Sunday, 8 May 2011
GRAPHIC NOVELS: COMIC BOOK DAY -3 IN A 4-PART MINI-SERIES
5. Invincible Volume 14: The Viltrumite War. Written by Robert Kirkman, illustrated by Ryan Ottley. Image Comics. Paperback, collects Invincible 71-78.
Invincible is probably just about, in a close-run fight, my favourite solo superhero title. Gail Simone's Secret Six group book beats it overall.
When it started, 15 year old Mark lived happily with his mom and Science Fiction writer dad. Except that Dad turned out to be Omniman, the world's strongest superhero and member of the Guardians of the Globe, and Mark is just beginning to develop super powers of his own. He's just getting warmed up when Omniman kills the Guardians and is revealed as an alien, a Viltrumite, who is preparing for the conquest of Earth. After beating his son to a pulp, he heads off into deep space.
For the next few years (this is almost set in real time), Mark as Invincible learns his trade as a superhero, gets a girlfriend, loses his virginity, becomes established in Image Comics superhero universe, develops relationships, realises that his friend Atom Eve is the girl of his dreams, survives encounters with other Viltrumites and finally the stage is set for the Viltrumite War.
Despite their near-Superman power levels, the Viltrumite population has declined rapidly and their interstellar empire is vulnerable to a coalition of their enemies.

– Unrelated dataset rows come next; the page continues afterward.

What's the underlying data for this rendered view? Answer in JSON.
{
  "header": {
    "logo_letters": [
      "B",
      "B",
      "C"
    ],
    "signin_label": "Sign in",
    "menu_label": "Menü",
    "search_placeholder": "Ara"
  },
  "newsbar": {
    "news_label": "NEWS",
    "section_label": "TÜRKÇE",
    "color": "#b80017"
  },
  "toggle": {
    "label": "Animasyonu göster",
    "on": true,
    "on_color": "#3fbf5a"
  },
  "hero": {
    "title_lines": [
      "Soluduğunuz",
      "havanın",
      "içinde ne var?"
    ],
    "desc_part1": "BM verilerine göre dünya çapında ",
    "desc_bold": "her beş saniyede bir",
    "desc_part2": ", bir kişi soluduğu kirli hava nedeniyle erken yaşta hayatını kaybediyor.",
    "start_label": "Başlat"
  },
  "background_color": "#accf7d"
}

The coalition, however, needs Invincible (now nearly the equal of his father), a reformed Omniman, their friend the one-eyed Allen the Alien, and Mark's young half-brother by his father with an alien humanoid insectile princess (it's a long story, okay?).
So basically what you've got is an epic interstellar superpower war.
Did I mention that it's extremely violent at times? The series started out as what appeared to be a rather sweet son of Superman sort of thing but, despite the clear exaggerated style quickly became dark in tone while still managing humorous touches.
Obviously this isn't the place to start, which is with Volume 1, but it's a terrific payoff for fans of Invincible who've following this series from the beginning. The twist at the end is completely unexpected. I'm also really looking forward to the next one as when Invincible left Earth at the beginning, he didn't know his girlfriend was pregnant. Now it's ten months later.
6. American Vampire Volume 1. Written by Scott Snyder and Stephen King, illustrated by Rafael Albuquerque. Vertigo. Hardback, collects issues 1-5 of the ongoing series.
And now for something completely different.
Each chapter is divided into two parts of 16 pages each. The first is set in Hollywood in 1925 and is written by Scott Snyder, the creator of the series. The second is set in Wild West and is the origin story of Skinner Sweet, the American Vampire of the title, and is written by Stephen King. Vertigo is the mature readers imprint of DC Comics and has done much to raise the standards of comic books and the idea of what they can do. Gaiman's Sandman was published by Vertigo to give just the most famous example.
The premise is that European vampires have moved to the USA and expanded into legitimate business enterprises such as movies. Not long after their arrival, they hunted down the outlaw Skinner Sweet who been robbing their banks. Sweet is not a nice person. He is a brutal killer with no qualms about letting his men commit rape during the course of their robberies. He is caught, accidentally vampirised and buried for over 20 years.
In the main story, Sweet appears to have mellowed slightly and is first seen flirting with two movie extras. when one of them, Pearl, is attacked by vampires at a Hollywood party, he vampirises her, gives her some basic information and sets her loose on them (they're old enemies). The twist is that Sweet and now Pearl are a new breed of vampire, able to walk in daylight. It's also made clear that this series will span the next few decades of the 20th century.
This is not superhero stuff and a long way from it, a long way from the fun fantasy violence. It is crude and brutal with an appropriately edgy but highly skilled art style to match. There is a lot of story contained in these five issues making it a dense read which repays rereading. I'd been putting off buying this, despite the many good reviews which suggest it's joining the ranks of Vertigo's best titles, and now I wonder why. This is really very impressive.